Why does Astrée scale up?
In Formal Methods in System Design (FMSD), 35(3):229-264, 2009.

Abstract: Astrée was the first static analyzer able to prove automatically the total absence of runtime errors of actual industrial programs of hundreds of thousand lines. What makes Astrée such an innovative tool is its scalability, while retaining the required precision, when it is used to analyze a specific class of programs: that of reactive control-command software. In this paper, we discuss the important choice of algorithms and data-structures we made to achieve this goal. However, what really made this task possible was the ability to also take semantic decisions, without compromising soundness, thanks to the abstract interpretation framework. We discuss the way the precision of the semantics was tuned in Astrée in order to scale up, the differences with some more academic approaches and some of the dead-ends we explored. In particular, we show a development process which was not specific to the particular usage Astrée was built for, hoping that it might prove helpful in building other scalable static analyzers.

@article{ccfmmr09,
  author    = "Patrick Cousot and Radhia Cousot and J{\'e}r{\^o}me Feret and
               Antoine Min{\'e} and Laurent Mauborgne and Xavier Rival",
  title     = "Why does Astrée scale up?",
  journal   = "Formal Methods in System Design (FMSD)",
  volume    = 35,
  number    = 3,
  year      = 2009,
  month     = "December",

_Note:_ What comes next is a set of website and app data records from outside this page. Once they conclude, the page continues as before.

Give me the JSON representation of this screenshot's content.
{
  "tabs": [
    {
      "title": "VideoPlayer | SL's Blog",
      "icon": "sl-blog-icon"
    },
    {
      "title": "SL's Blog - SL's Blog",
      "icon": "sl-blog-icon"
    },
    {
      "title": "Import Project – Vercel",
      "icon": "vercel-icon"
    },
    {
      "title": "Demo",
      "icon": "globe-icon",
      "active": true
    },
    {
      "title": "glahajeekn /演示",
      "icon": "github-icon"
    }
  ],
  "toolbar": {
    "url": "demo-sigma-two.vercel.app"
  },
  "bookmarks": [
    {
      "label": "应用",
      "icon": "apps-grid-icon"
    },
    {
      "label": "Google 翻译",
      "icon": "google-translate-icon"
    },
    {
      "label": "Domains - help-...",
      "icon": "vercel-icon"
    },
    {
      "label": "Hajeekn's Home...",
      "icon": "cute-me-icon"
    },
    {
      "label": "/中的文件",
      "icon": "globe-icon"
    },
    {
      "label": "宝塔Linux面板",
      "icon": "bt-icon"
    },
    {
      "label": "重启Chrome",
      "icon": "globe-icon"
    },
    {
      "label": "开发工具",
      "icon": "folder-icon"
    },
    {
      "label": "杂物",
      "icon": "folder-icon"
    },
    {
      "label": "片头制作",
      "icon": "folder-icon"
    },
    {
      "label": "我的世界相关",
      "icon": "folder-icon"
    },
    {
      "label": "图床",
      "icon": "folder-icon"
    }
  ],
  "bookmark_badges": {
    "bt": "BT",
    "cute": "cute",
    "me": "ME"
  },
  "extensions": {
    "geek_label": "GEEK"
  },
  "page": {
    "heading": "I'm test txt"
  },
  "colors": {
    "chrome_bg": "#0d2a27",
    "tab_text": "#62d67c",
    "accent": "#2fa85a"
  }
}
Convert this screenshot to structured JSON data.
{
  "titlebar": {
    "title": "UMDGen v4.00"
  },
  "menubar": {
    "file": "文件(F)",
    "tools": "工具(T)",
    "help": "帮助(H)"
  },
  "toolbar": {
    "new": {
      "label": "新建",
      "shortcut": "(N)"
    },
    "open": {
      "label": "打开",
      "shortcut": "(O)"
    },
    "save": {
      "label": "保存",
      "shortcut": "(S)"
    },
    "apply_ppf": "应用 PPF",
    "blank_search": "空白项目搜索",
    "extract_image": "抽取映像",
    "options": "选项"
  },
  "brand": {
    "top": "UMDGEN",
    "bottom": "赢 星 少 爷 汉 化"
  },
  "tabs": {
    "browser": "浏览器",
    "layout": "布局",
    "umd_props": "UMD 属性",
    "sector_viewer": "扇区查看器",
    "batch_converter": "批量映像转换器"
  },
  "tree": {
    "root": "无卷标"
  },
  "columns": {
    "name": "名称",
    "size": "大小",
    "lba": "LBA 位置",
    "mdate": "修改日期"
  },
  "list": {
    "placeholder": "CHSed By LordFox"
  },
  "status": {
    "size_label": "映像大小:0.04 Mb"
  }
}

  ee        = "http://www.springerlink.com/content/d7307251820254p6/",
  publisher = "Springer-Verlag",
  pages     = "229--264"
}